■ WORK TO BE COMPLETED
Exact copies of the records below are required.

■ RECORDS TO PROCESS
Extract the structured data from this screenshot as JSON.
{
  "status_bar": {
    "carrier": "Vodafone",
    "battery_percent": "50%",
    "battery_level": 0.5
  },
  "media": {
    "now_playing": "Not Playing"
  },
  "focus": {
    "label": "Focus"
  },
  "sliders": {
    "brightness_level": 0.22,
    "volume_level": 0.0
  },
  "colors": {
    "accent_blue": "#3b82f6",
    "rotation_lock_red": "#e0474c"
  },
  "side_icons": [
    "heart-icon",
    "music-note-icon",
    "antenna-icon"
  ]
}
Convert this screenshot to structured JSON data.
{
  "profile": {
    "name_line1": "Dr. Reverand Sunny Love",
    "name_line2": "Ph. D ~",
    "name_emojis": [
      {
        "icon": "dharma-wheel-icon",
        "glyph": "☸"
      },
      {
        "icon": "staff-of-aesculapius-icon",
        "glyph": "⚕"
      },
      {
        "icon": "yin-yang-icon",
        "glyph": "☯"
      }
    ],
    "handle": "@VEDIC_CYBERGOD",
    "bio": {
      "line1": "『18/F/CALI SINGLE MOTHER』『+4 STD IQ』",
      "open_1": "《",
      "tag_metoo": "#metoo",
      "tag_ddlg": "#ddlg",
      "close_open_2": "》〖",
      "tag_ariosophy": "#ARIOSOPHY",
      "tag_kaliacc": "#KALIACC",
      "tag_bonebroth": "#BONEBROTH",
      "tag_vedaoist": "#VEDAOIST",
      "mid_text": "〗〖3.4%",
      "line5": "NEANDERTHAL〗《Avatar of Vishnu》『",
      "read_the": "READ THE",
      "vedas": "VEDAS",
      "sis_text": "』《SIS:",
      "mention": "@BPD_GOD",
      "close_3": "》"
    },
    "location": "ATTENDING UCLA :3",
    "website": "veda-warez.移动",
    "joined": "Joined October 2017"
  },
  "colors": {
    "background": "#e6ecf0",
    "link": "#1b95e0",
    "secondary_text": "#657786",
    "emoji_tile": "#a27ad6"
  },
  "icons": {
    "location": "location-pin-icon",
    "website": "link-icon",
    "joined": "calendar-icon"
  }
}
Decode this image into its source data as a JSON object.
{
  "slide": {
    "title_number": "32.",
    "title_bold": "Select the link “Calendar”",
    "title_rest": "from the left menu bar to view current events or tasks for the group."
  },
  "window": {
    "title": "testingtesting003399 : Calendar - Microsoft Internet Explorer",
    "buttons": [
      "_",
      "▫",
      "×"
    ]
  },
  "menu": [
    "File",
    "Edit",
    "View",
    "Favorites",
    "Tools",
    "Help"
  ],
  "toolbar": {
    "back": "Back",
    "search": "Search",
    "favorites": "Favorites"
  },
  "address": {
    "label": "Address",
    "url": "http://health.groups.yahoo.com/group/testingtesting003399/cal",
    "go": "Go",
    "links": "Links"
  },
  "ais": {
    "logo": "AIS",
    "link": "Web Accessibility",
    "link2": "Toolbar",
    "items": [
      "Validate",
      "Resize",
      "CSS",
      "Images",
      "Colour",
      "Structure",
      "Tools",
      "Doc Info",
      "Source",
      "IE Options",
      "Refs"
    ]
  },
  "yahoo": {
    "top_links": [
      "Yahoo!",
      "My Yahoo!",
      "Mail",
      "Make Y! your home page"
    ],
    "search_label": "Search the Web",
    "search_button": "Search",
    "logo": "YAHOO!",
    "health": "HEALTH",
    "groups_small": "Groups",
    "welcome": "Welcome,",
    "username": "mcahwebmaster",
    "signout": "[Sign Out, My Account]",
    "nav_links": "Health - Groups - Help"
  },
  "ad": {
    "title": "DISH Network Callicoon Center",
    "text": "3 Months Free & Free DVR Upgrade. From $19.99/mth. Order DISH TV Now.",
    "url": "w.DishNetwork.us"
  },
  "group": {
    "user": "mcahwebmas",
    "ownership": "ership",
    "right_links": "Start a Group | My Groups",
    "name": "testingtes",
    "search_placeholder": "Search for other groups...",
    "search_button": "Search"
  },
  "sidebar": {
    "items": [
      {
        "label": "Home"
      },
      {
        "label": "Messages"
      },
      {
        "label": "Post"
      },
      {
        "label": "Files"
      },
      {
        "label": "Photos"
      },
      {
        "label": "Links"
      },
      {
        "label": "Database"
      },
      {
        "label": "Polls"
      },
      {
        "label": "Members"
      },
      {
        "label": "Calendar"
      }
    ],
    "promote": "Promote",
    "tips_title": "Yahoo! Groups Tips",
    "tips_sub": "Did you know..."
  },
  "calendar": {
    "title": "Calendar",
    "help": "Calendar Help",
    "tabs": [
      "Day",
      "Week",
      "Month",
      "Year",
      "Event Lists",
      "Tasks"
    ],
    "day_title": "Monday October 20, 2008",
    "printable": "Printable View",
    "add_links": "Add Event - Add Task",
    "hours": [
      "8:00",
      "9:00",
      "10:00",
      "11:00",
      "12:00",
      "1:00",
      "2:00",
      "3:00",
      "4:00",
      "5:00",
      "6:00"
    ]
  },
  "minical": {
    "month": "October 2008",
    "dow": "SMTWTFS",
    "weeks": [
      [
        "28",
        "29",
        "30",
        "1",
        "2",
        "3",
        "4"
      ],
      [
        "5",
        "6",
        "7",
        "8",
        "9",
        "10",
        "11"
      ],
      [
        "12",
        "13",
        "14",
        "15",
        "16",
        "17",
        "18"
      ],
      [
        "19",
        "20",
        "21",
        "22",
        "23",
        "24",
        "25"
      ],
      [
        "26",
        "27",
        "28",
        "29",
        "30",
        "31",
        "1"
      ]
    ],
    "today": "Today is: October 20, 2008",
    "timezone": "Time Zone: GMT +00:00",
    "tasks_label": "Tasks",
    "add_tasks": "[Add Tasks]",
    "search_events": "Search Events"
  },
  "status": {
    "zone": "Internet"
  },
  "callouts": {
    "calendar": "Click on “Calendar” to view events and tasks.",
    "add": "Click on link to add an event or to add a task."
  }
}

■ WRITTEN ANSWER
Extract the structured data from this screenshot as JSON.
{
  "status_bar": {
    "carrier": "Vodafone",
    "battery_percent": "50%",
    "battery_level": 0.5
  },
  "media": {
    "now_playing": "Not Playing"
  },
  "focus": {
    "label": "Focus"
  },
  "sliders": {
    "brightness_level": 0.22,
    "volume_level": 0.0
  },
  "colors": {
    "accent_blue": "#3b82f6",
    "rotation_lock_red": "#e0474c"
  },
  "side_icons": [
    "heart-icon",
    "music-note-icon",
    "antenna-icon"
  ]
}
Convert this screenshot to structured JSON data.
{
  "profile": {
    "name_line1": "Dr. Reverand Sunny Love",
    "name_line2": "Ph. D ~",
    "name_emojis": [
      {
        "icon": "dharma-wheel-icon",
        "glyph": "☸"
      },
      {
        "icon": "staff-of-aesculapius-icon",
        "glyph": "⚕"
      },
      {
        "icon": "yin-yang-icon",
        "glyph": "☯"
      }
    ],
    "handle": "@VEDIC_CYBERGOD",
    "bio": {
      "line1": "『18/F/CALI SINGLE MOTHER』『+4 STD IQ』",
      "open_1": "《",
      "tag_metoo": "#metoo",
      "tag_ddlg": "#ddlg",
      "close_open_2": "》〖",
      "tag_ariosophy": "#ARIOSOPHY",
      "tag_kaliacc": "#KALIACC",
      "tag_bonebroth": "#BONEBROTH",
      "tag_vedaoist": "#VEDAOIST",
      "mid_text": "〗〖3.4%",
      "line5": "NEANDERTHAL〗《Avatar of Vishnu》『",
      "read_the": "READ THE",
      "vedas": "VEDAS",
      "sis_text": "』《SIS:",
      "mention": "@BPD_GOD",
      "close_3": "》"
    },
    "location": "ATTENDING UCLA :3",
    "website": "veda-warez.移动",
    "joined": "Joined October 2017"
  },
  "colors": {
    "background": "#e6ecf0",
    "link": "#1b95e0",
    "secondary_text": "#657786",
    "emoji_tile": "#a27ad6"
  },
  "icons": {
    "location": "location-pin-icon",
    "website": "link-icon",
    "joined": "calendar-icon"
  }
}
Decode this image into its source data as a JSON object.
{
  "slide": {
    "title_number": "32.",
    "title_bold": "Select the link “Calendar”",
    "title_rest": "from the left menu bar to view current events or tasks for the group."
  },
  "window": {
    "title": "testingtesting003399 : Calendar - Microsoft Internet Explorer",
    "buttons": [
      "_",
      "▫",
      "×"
    ]
  },
  "menu": [
    "File",
    "Edit",
    "View",
    "Favorites",
    "Tools",
    "Help"
  ],
  "toolbar": {
    "back": "Back",
    "search": "Search",
    "favorites": "Favorites"
  },
  "address": {
    "label": "Address",
    "url": "http://health.groups.yahoo.com/group/testingtesting003399/cal",
    "go": "Go",
    "links": "Links"
  },
  "ais": {
    "logo": "AIS",
    "link": "Web Accessibility",
    "link2": "Toolbar",
    "items": [
      "Validate",
      "Resize",
      "CSS",
      "Images",
      "Colour",
      "Structure",
      "Tools",
      "Doc Info",
      "Source",
      "IE Options",
      "Refs"
    ]
  },
  "yahoo": {
    "top_links": [
      "Yahoo!",
      "My Yahoo!",
      "Mail",
      "Make Y! your home page"
    ],
    "search_label": "Search the Web",
    "search_button": "Search",
    "logo": "YAHOO!",
    "health": "HEALTH",
    "groups_small": "Groups",
    "welcome": "Welcome,",
    "username": "mcahwebmaster",
    "signout": "[Sign Out, My Account]",
    "nav_links": "Health - Groups - Help"
  },
  "ad": {
    "title": "DISH Network Callicoon Center",
    "text": "3 Months Free & Free DVR Upgrade. From $19.99/mth. Order DISH TV Now.",
    "url": "w.DishNetwork.us"
  },
  "group": {
    "user": "mcahwebmas",
    "ownership": "ership",
    "right_links": "Start a Group | My Groups",
    "name": "testingtes",
    "search_placeholder": "Search for other groups...",
    "search_button": "Search"
  },
  "sidebar": {
    "items": [
      {
        "label": "Home"
      },
      {
        "label": "Messages"
      },
      {
        "label": "Post"
      },
      {
        "label": "Files"
      },
      {
        "label": "Photos"
      },
      {
        "label": "Links"
      },
      {
        "label": "Database"
      },
      {
        "label": "Polls"
      },
      {
        "label": "Members"
      },
      {
        "label": "Calendar"
      }
    ],
    "promote": "Promote",
    "tips_title": "Yahoo! Groups Tips",
    "tips_sub": "Did you know..."
  },
  "calendar": {
    "title": "Calendar",
    "help": "Calendar Help",
    "tabs": [
      "Day",
      "Week",
      "Month",
      "Year",
      "Event Lists",
      "Tasks"
    ],
    "day_title": "Monday October 20, 2008",
    "printable": "Printable View",
    "add_links": "Add Event - Add Task",
    "hours": [
      "8:00",
      "9:00",
      "10:00",
      "11:00",
      "12:00",
      "1:00",
      "2:00",
      "3:00",
      "4:00",
      "5:00",
      "6:00"
    ]
  },
  "minical": {
    "month": "October 2008",
    "dow": "SMTWTFS",
    "weeks": [
      [
        "28",
        "29",
        "30",
        "1",
        "2",
        "3",
        "4"
      ],
      [
        "5",
        "6",
        "7",
        "8",
        "9",
        "10",
        "11"
      ],
      [
        "12",
        "13",
        "14",
        "15",
        "16",
        "17",
        "18"
      ],
      [
        "19",
        "20",
        "21",
        "22",
        "23",
        "24",
        "25"
      ],
      [
        "26",
        "27",
        "28",
        "29",
        "30",
        "31",
        "1"
      ]
    ],
    "today": "Today is: October 20, 2008",
    "timezone": "Time Zone: GMT +00:00",
    "tasks_label": "Tasks",
    "add_tasks": "[Add Tasks]",
    "search_events": "Search Events"
  },
  "status": {
    "zone": "Internet"
  },
  "callouts": {
    "calendar": "Click on “Calendar” to view events and tasks.",
    "add": "Click on link to add an event or to add a task."
  }
}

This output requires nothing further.